Directed by: Reginald Hudlin
Premise: Based on a true story. In the 1940s, lawyer Thurgood Marshall (Chadwick Boseman) defends an African American man accused of sexually assaulting a white woman (Kate Hudson). Marshall enlists the help of a Jewish insurance lawyer (Josh Gad).
What Works: Marshall is a courtroom drama and it does its genre well enough. Courtroom dramas are their own kind of detective story with the defense attorneys attempting to find the truth, present it in a convincing way, and acquit their client. This movie works through the same kinds of scenarios and plot beats familiar from any episode of Law and Order and it ought to satisfy the people who like these kinds of movies. Marshall is well cast and it features some very good performances. Thurgood Marshall is played by Chadwick Boseman, who has distinguished himself as the go-to actor for biographical movies with his performances as Jackie Robinson in 42 and James Brown in Get on Up. Thurgood Marshall is written as a man of wit and intelligence as well as moral clarity and Boseman’s screen presence captures Marshall’s public image. Also impressive is Sterling K. Brown as defendant Joseph Spell. The character has a complex relationship with the woman he is accused of attacking and Brown’s performance incorporates all the mixed feelings and compromises of his character. The main cast is rounded out by Josh Gad as Sam Friedman, a Jewish insurance lawyer who ends up leading the defense. Gad is quite good as the reluctant hero and he’s the one character with an arc. Through him the movie does something provocative. Marshall takes place in the 1940s while the Jews are being persecuted in Europe and the movie makes a connection between the discrimination against the black community and similar experiences of Jewish Americans.
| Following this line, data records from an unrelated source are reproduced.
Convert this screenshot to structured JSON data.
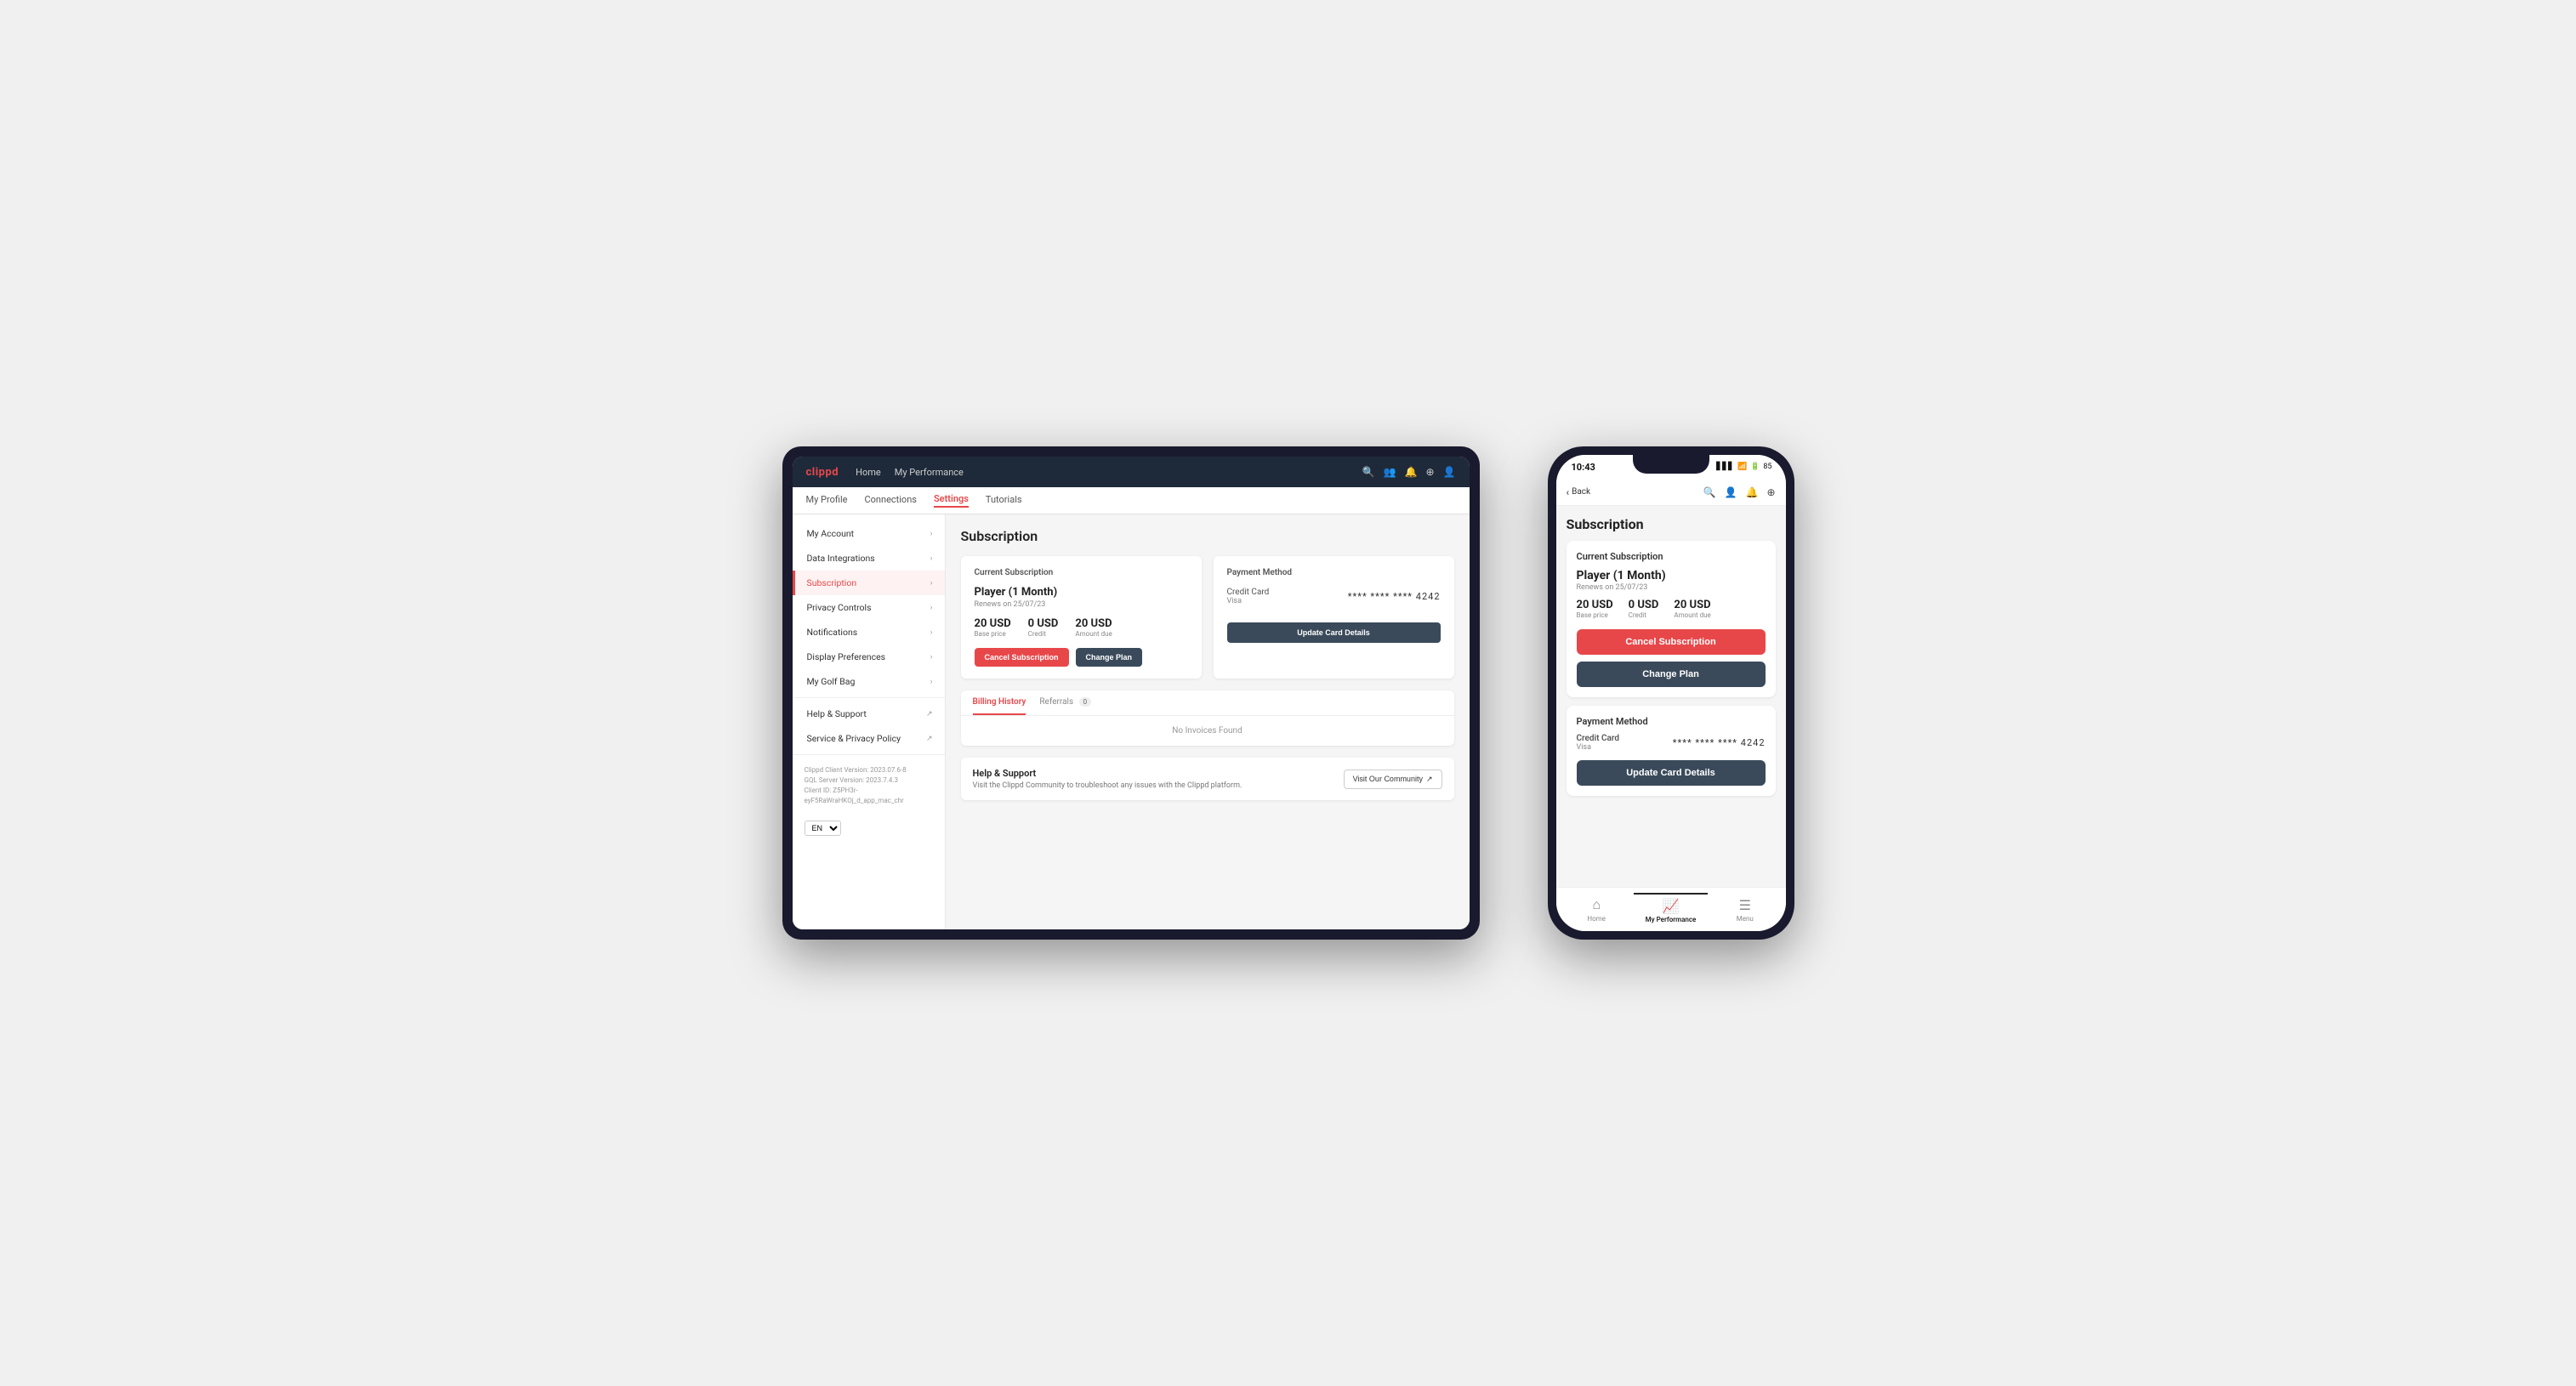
{
  "tablet": {
    "logo": "clippd",
    "topnav": {
      "links": [
        "Home",
        "My Performance"
      ],
      "icons": [
        "search",
        "people",
        "bell",
        "help",
        "user"
      ]
    },
    "subnav": {
      "items": [
        "My Profile",
        "Connections",
        "Settings",
        "Tutorials"
      ],
      "active": "Settings"
    },
    "sidebar": {
      "items": [
        {
          "label": "My Account",
          "active": false
        },
        {
          "label": "Data Integrations",
          "active": false
        },
        {
          "label": "Subscription",
          "active": true
        },
        {
          "label": "Privacy Controls",
          "active": false
        },
        {
          "label": "Notifications",
          "active": false
        },
        {
          "label": "Display Preferences",
          "active": false
        },
        {
          "label": "My Golf Bag",
          "active": false
        },
        {
          "label": "Help & Support",
          "active": false,
          "external": true
        },
        {
          "label": "Service & Privacy Policy",
          "active": false,
          "external": true
        }
      ],
      "footer": {
        "line1": "Clippd Client Version: 2023.07.6-8",
        "line2": "GQL Server Version: 2023.7.4.3",
        "line3": "Client ID: Z5PH3r-eyF5RaWraHKOj_d_app_mac_chr"
      },
      "lang": "EN"
    },
    "main": {
      "page_title": "Subscription",
      "current_subscription": {
        "label": "Current Subscription",
        "plan_name": "Player (1 Month)",
        "renew_text": "Renews on 25/07/23",
        "base_price": "20 USD",
        "base_label": "Base price",
        "credit": "0 USD",
        "credit_label": "Credit",
        "amount_due": "20 USD",
        "amount_label": "Amount due",
        "btn_cancel": "Cancel Subscription",
        "btn_change": "Change Plan"
      },
      "payment_method": {
        "label": "Payment Method",
        "cc_type": "Credit Card",
        "cc_brand": "Visa",
        "cc_number": "**** **** **** 4242",
        "btn_update": "Update Card Details"
      },
      "billing": {
        "tab_billing": "Billing History",
        "tab_referrals": "Referrals",
        "referral_count": "0",
        "empty_text": "No Invoices Found"
      },
      "help": {
        "title": "Help & Support",
        "description": "Visit the Clippd Community to troubleshoot any issues with the Clippd platform.",
        "btn_community": "Visit Our Community"
      }
    }
  },
  "phone": {
    "statusbar": {
      "time": "10:43",
      "signal": "▋▋▋",
      "wifi": "WiFi",
      "battery": "85"
    },
    "topnav": {
      "back_label": "Back",
      "icons": [
        "search",
        "person",
        "bell",
        "add"
      ]
    },
    "page_title": "Subscription",
    "current_subscription": {
      "label": "Current Subscription",
      "plan_name": "Player (1 Month)",
      "renew_text": "Renews on 25/07/23",
      "base_price": "20 USD",
      "base_label": "Base price",
      "credit": "0 USD",
      "credit_label": "Credit",
      "amount_due": "20 USD",
      "amount_label": "Amount due",
      "btn_cancel": "Cancel Subscription",
      "btn_change": "Change Plan"
    },
    "payment_method": {
      "label": "Payment Method",
      "cc_type": "Credit Card",
      "cc_brand": "Visa",
      "cc_number": "**** **** **** 4242",
      "btn_update": "Update Card Details"
    },
    "bottomnav": {
      "items": [
        {
          "label": "Home",
          "icon": "⌂",
          "active": false
        },
        {
          "label": "My Performance",
          "icon": "📈",
          "active": true
        },
        {
          "label": "Menu",
          "icon": "☰",
          "active": false
        }
      ]
    }
  }
}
What Doesn’t: While Marshall does a decent job telling its story and fulfilling the requirements of a courtroom drama, the movie is mostly a missed opportunity. It plays everything too safe and it is far too reverent. A lot of Marshall’s problems are found in its regard for the title character. The movie doesn’t really tell us much of anything about Thurgood Marshall. He is always held at a distance and the filmmakers never characterize him. This is a frequent flaw of movies about famous and well respected people. Marshall is always right and he constantly speaks with authority. The movie never presents him as a man with flaws and weaknesses. Ultimately, this movie isn’t really about Thurgood Marshall or the defendant Joseph Spell. Marshall is really the story of Sam Friedman, played by Josh Gad. He’s the one with a character arc and he’s the most accessible person in the story and indeed much of the plot unfolds from his point of view. And that’s a worthy story to tell but the filmmakers did not seem to realize that Friedman was the real protagonist of their movie and so he’s relegated to a supporting role. Marshall also makes some of the classic mistakes of biographical filmmaking. The movie includes several scenes in which Thurgood Marshall meets other prominent African American figures of his time, namely the poet Langston Hughes and novelist Zora Neale Hurston (played by Jussie Smollett and Rozonda Thomas). These scenes have nothing to do with the thrust of this story. They only exist to show off Marshall’s connections with other famous people. The movie also misses the opportunity to explore some nuance and complexity about sexual assault narratives. The criminal case is about a white woman accusing a black man of sexual assault and—especially coming out at this particular moment—Marshall could have been provocative and relevant to the contemporary audience. But the movie doesn’t actually say very much about any of that.
Bottom Line: Marshall is a by-the-numbers courtroom drama. It’s got good performances and delivers the legal drama that viewers look for in a movie like this. But it’s safe to the point of blandness and the movie does not reveal very much about the life and times of its title character.
Episode: #673 (November 5, 2017)